The task ▸ Reproduce every line in the material below that holds "Validation".

Task inputs Start Marker

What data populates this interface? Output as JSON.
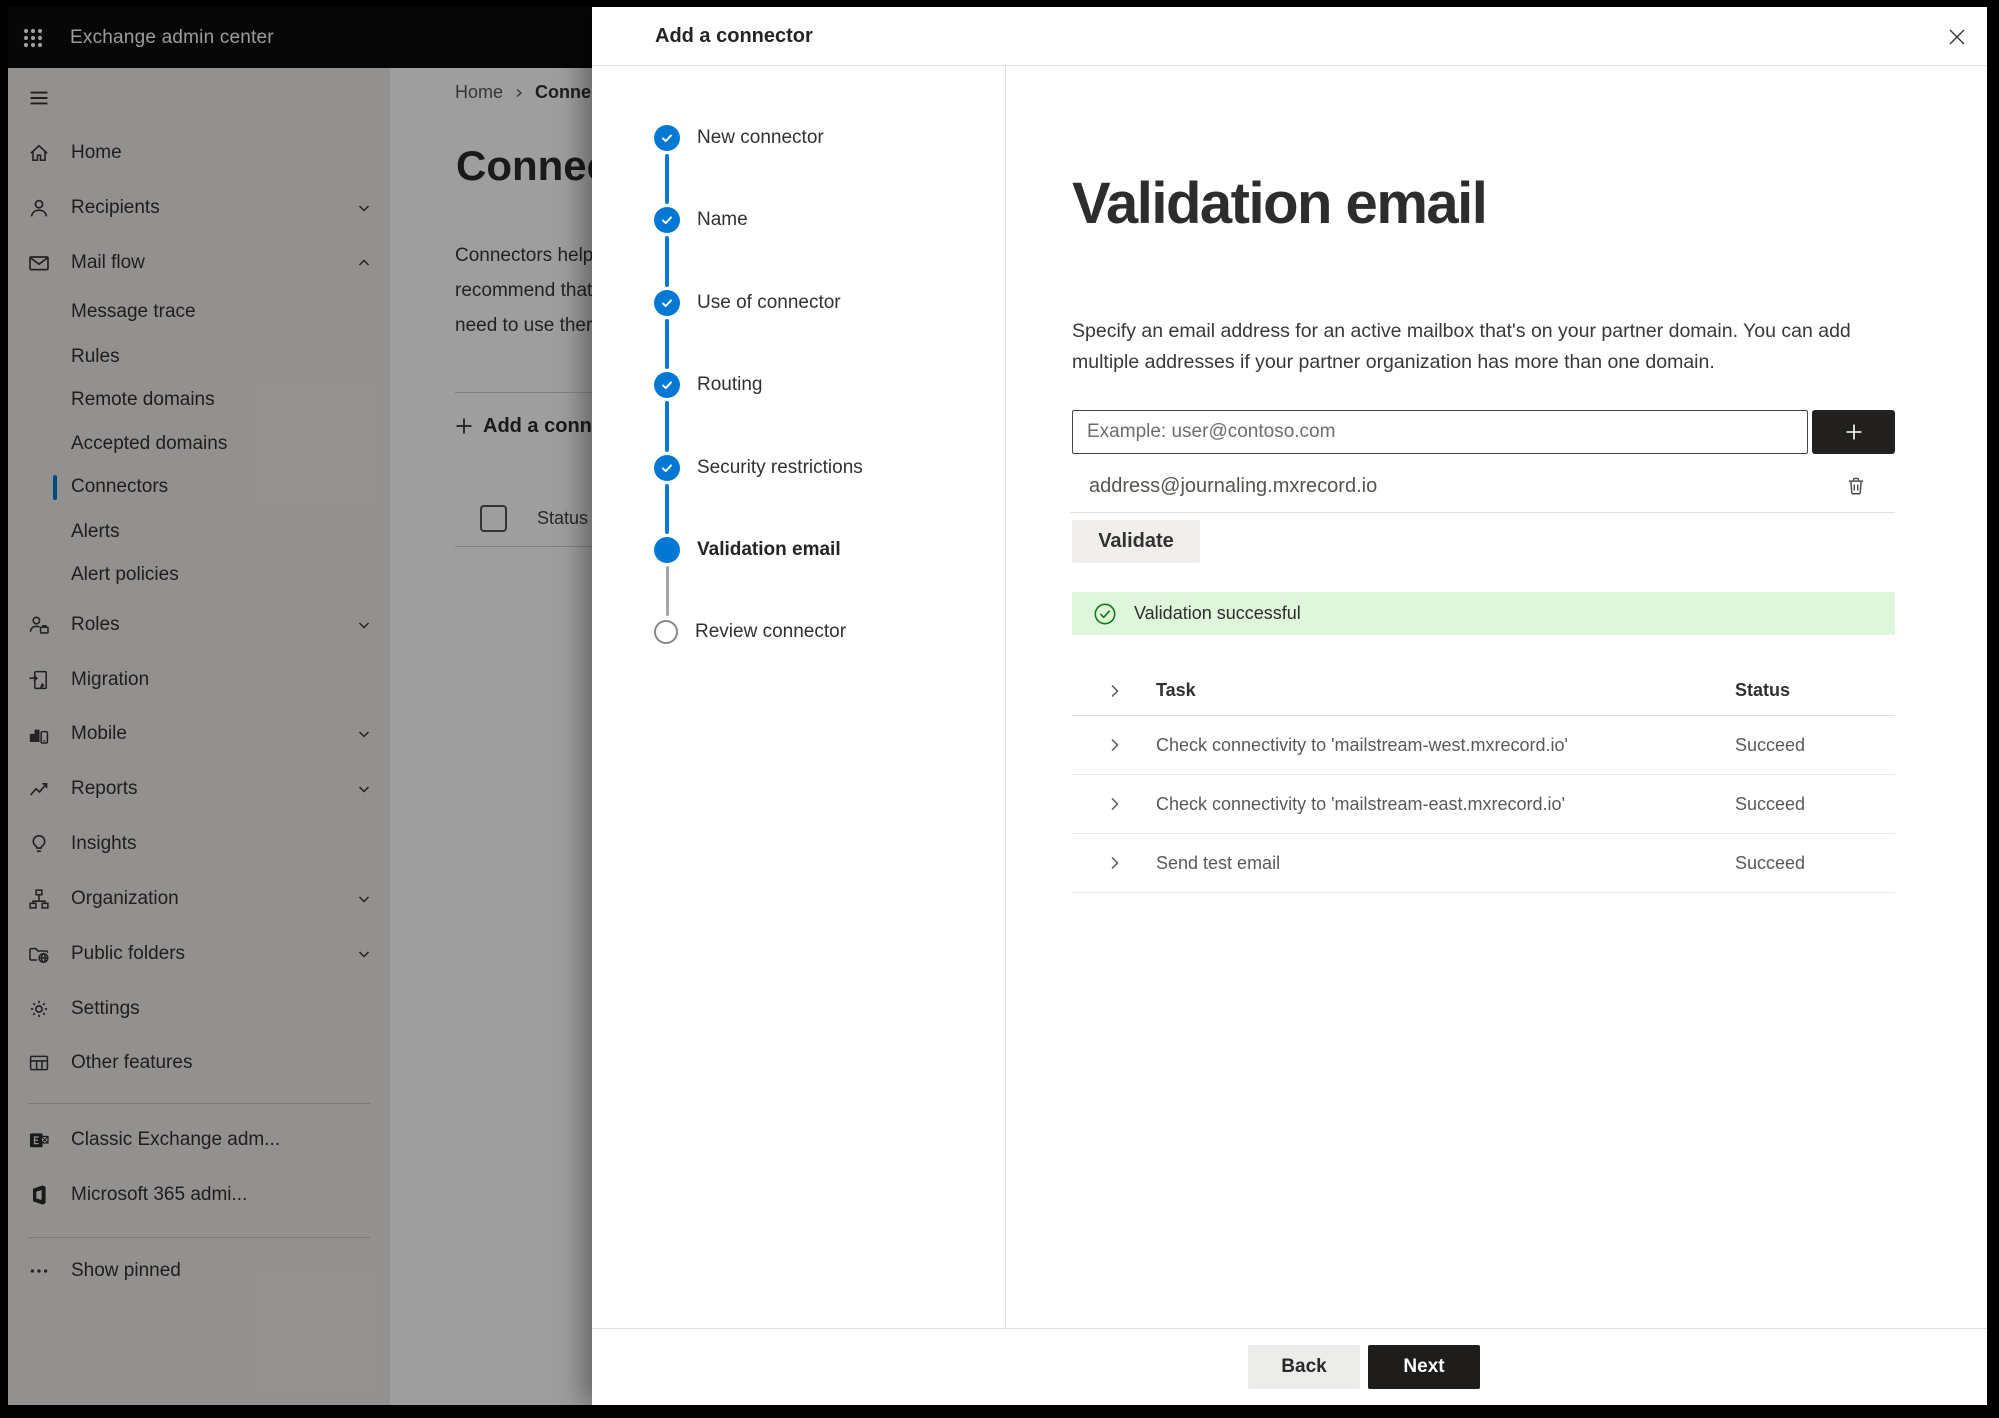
{
  "topbar": {
    "app_title": "Exchange admin center"
  },
  "sidebar": {
    "items": [
      {
        "label": "Home",
        "icon": "home"
      },
      {
        "label": "Recipients",
        "icon": "person",
        "expandable": true
      },
      {
        "label": "Mail flow",
        "icon": "mail",
        "expandable": true,
        "expanded": true,
        "children": [
          "Message trace",
          "Rules",
          "Remote domains",
          "Accepted domains",
          "Connectors",
          "Alerts",
          "Alert policies"
        ],
        "selected_child": "Connectors"
      },
      {
        "label": "Roles",
        "icon": "roles",
        "expandable": true
      },
      {
        "label": "Migration",
        "icon": "migration"
      },
      {
        "label": "Mobile",
        "icon": "mobile",
        "expandable": true
      },
      {
        "label": "Reports",
        "icon": "reports",
        "expandable": true
      },
      {
        "label": "Insights",
        "icon": "insights"
      },
      {
        "label": "Organization",
        "icon": "organization",
        "expandable": true
      },
      {
        "label": "Public folders",
        "icon": "public-folders",
        "expandable": true
      },
      {
        "label": "Settings",
        "icon": "settings"
      },
      {
        "label": "Other features",
        "icon": "other-features"
      }
    ],
    "footer_items": [
      {
        "label": "Classic Exchange adm..."
      },
      {
        "label": "Microsoft 365 admi..."
      },
      {
        "label": "Show pinned"
      }
    ]
  },
  "background_page": {
    "breadcrumb": {
      "home": "Home",
      "current": "Conne"
    },
    "title": "Connec",
    "paragraph_lines": [
      "Connectors help",
      "recommend that",
      "need to use ther"
    ],
    "add_button": "Add a conn",
    "column_header": "Status"
  },
  "dialog": {
    "title": "Add a connector",
    "steps": [
      {
        "label": "New connector",
        "state": "done"
      },
      {
        "label": "Name",
        "state": "done"
      },
      {
        "label": "Use of connector",
        "state": "done"
      },
      {
        "label": "Routing",
        "state": "done"
      },
      {
        "label": "Security restrictions",
        "state": "done"
      },
      {
        "label": "Validation email",
        "state": "current"
      },
      {
        "label": "Review connector",
        "state": "todo"
      }
    ],
    "content": {
      "heading": "Validation email",
      "description": "Specify an email address for an active mailbox that's on your partner domain. You can add multiple addresses if your partner organization has more than one domain.",
      "email_placeholder": "Example: user@contoso.com",
      "added_address": "address@journaling.mxrecord.io",
      "validate_button": "Validate",
      "banner_text": "Validation successful",
      "table": {
        "columns": {
          "task": "Task",
          "status": "Status"
        },
        "rows": [
          {
            "task": "Check connectivity to 'mailstream-west.mxrecord.io'",
            "status": "Succeed"
          },
          {
            "task": "Check connectivity to 'mailstream-east.mxrecord.io'",
            "status": "Succeed"
          },
          {
            "task": "Send test email",
            "status": "Succeed"
          }
        ]
      }
    },
    "footer": {
      "back": "Back",
      "next": "Next"
    }
  },
  "colors": {
    "accent_blue": "#0078d4",
    "success_banner_bg": "#dff6dd",
    "success_green": "#107c10",
    "topbar_bg": "#0c0c0c",
    "primary_button_bg": "#1e1d1c"
  }
}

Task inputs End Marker

Solution below ▸
        "label": "Validation email",
      "heading": "Validation email",
      "banner_text": "Validation successful",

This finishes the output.